We leave early for Havana Airport, arrive at just gone 4pm and have to join a massive queue for one of the only check-in desks. Still, when we reach the front of the queue the people behind us are snaking out of the door and along the front of the airport.
Then the Virgin Airline check-in desk drops a bombshell. "We don't have any seats together," says the miserable woman in front of us.
I am ready to blow a gasket. This is, after all, our honeymoon and no one even hinted we might have to spend 10 hours apart on the airplane home. In fact, it just doesn't make sense. For there not to be two seats together absolutely defies logic. For that to happen, they are going to have to find separate seats for the 200-odd people behind us, which would appear even more difficult than putting two of us together. They would almost have to fill one seat in one row at a time, then go on to the next row and do the same until the plane is full with people sitting next to others they don't know. And that would be ridiculous, wouldn't it?
Well, maybe not.
I am beginning to smell a con. I want to have it out with them, shout "Do you know who I am?", produce my Meeja Wales credentials and demand to speak to Richard Branson on the phone. We had heard rumours about the "no seats together" policy earlier, and when a woman in front of us in the queue inquires at another desk she is told she will be able to sit by her husband if she pays an extra £60 surcharge. Absolutely scandalous.

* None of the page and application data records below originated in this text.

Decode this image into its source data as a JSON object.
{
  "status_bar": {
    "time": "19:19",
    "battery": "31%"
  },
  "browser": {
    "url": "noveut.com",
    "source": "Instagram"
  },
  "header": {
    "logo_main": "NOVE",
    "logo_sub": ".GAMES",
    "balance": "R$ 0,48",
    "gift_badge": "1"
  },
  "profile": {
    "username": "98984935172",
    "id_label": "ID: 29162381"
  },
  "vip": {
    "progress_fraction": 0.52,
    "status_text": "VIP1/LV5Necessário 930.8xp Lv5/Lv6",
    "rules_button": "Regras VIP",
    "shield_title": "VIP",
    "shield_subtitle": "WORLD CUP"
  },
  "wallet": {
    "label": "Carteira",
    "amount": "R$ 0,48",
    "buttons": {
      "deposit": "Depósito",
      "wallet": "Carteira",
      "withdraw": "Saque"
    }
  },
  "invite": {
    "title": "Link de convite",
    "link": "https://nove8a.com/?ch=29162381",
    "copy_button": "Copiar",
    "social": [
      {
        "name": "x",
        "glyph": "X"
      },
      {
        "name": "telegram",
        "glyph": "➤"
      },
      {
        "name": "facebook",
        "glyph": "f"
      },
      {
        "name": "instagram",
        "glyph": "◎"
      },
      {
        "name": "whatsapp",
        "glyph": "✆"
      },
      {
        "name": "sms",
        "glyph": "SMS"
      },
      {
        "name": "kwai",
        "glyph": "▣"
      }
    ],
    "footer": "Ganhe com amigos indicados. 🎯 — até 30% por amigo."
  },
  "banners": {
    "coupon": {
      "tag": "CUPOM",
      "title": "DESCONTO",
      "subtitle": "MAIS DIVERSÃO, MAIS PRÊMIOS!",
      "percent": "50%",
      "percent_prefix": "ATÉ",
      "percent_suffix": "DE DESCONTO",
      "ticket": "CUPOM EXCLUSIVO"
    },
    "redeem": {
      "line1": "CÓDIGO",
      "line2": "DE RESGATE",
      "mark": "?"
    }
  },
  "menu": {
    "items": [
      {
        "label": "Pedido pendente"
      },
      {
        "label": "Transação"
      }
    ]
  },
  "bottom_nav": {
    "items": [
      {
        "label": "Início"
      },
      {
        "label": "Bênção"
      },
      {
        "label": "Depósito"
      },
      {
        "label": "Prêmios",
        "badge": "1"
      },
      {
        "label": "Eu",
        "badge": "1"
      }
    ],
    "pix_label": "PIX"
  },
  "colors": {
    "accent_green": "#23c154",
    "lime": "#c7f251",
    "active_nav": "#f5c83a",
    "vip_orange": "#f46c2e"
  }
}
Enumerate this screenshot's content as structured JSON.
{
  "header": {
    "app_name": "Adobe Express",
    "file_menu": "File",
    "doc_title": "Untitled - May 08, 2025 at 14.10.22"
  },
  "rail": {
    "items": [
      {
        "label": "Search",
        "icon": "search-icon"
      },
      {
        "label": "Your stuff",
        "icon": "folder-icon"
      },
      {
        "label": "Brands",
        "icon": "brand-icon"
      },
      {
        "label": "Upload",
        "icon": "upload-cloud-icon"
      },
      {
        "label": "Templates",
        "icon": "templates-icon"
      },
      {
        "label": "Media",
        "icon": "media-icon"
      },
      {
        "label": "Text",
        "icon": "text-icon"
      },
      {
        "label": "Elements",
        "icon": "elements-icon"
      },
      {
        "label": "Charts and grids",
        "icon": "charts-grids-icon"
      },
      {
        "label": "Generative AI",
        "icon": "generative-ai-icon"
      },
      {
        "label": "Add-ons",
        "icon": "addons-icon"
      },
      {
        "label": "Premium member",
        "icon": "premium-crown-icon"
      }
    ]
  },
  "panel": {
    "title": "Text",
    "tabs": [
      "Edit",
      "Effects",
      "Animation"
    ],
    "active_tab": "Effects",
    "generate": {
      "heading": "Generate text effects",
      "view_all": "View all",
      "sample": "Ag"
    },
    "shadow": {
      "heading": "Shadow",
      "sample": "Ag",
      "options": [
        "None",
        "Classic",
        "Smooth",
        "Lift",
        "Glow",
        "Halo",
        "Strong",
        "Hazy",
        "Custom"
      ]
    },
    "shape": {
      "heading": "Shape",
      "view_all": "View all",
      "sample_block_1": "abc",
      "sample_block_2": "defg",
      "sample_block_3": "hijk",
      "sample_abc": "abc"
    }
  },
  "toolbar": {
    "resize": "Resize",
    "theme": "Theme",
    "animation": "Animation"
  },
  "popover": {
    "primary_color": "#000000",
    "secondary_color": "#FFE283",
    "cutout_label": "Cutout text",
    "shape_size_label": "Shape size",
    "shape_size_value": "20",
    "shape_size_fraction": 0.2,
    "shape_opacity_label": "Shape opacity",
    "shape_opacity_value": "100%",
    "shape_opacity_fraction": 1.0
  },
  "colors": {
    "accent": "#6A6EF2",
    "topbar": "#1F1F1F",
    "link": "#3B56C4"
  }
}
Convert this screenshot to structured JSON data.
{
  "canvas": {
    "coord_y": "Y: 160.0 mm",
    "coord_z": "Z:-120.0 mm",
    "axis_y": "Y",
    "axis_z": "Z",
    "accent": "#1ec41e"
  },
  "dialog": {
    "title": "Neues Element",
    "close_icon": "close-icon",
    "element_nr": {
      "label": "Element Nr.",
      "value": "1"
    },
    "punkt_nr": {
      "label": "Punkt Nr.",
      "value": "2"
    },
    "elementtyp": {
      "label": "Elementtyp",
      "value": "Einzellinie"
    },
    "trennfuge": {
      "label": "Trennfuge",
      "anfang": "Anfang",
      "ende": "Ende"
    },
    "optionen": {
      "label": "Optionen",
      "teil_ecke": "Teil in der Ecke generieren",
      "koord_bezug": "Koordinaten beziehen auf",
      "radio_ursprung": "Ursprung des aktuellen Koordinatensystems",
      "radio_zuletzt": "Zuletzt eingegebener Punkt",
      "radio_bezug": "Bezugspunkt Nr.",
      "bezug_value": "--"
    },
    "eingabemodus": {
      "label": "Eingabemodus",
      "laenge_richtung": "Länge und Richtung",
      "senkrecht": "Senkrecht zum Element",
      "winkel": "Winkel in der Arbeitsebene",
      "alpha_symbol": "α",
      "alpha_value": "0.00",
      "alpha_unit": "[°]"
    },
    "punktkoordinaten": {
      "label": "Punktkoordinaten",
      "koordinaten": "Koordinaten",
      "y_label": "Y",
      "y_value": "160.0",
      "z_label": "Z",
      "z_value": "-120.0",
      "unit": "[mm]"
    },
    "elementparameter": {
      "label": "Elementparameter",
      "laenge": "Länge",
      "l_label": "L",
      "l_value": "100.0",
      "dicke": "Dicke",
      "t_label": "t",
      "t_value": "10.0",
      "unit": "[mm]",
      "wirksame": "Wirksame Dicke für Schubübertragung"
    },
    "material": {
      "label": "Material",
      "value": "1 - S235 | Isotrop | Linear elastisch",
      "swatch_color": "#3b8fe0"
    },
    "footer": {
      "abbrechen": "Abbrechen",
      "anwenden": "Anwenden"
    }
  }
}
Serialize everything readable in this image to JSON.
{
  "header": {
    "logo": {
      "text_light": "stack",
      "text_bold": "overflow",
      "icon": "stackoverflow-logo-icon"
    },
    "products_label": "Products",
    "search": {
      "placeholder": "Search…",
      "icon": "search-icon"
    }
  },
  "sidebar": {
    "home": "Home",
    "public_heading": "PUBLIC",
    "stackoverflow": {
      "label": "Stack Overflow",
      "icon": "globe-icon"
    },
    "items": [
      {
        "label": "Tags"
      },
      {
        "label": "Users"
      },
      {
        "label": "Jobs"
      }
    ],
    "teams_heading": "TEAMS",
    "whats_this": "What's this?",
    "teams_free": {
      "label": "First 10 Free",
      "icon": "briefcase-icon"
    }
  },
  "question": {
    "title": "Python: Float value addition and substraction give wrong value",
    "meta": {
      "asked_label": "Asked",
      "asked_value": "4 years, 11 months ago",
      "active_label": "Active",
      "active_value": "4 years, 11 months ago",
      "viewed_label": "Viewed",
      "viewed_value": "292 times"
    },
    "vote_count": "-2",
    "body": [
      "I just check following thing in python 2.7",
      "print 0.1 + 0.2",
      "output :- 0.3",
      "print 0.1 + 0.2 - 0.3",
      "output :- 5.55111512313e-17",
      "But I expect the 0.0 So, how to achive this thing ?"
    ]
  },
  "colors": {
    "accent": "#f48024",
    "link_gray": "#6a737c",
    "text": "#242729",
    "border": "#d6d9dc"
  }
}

Mrs R knows I am on a short fuse though and quickly asks if we can have aisle seats. We end up sitting one in front of the other.
My mood doesn't get any better as our flight is delayed by more than two hours, there are no seats available in the departure lounge because two other flights are also delayed, and we now have just two Cuban pesos left after being advised to get rid of them before we left the country. By this time Mrs Rippers is burying her face deep in a book, fearful of looking at the stormclouds over my head.
Eventually we are able to board, and I give the air stewardess my best scowl as she welcomed me with a smile and wishes me a good journey. If I was being bitchy I would suggest the Virgin girls are hardly a patch on the ones in the famous advert accompanied by the Frankie Goes to Hollywood "Relax" soundtrack. But I'm not a bitter bloke. Honest.
Then, as they start showing us the safety drill I realise not only do I not have a safety card but there is no in-flight mag either. Finally, unable to contain myself, I push the light above my seat.
Eventually a stewardess turns up.
"Oh terribly sorry about that sir. It only happens in Cuba. The ground staff come on board to clean and then they steal all the in-flight magazines!"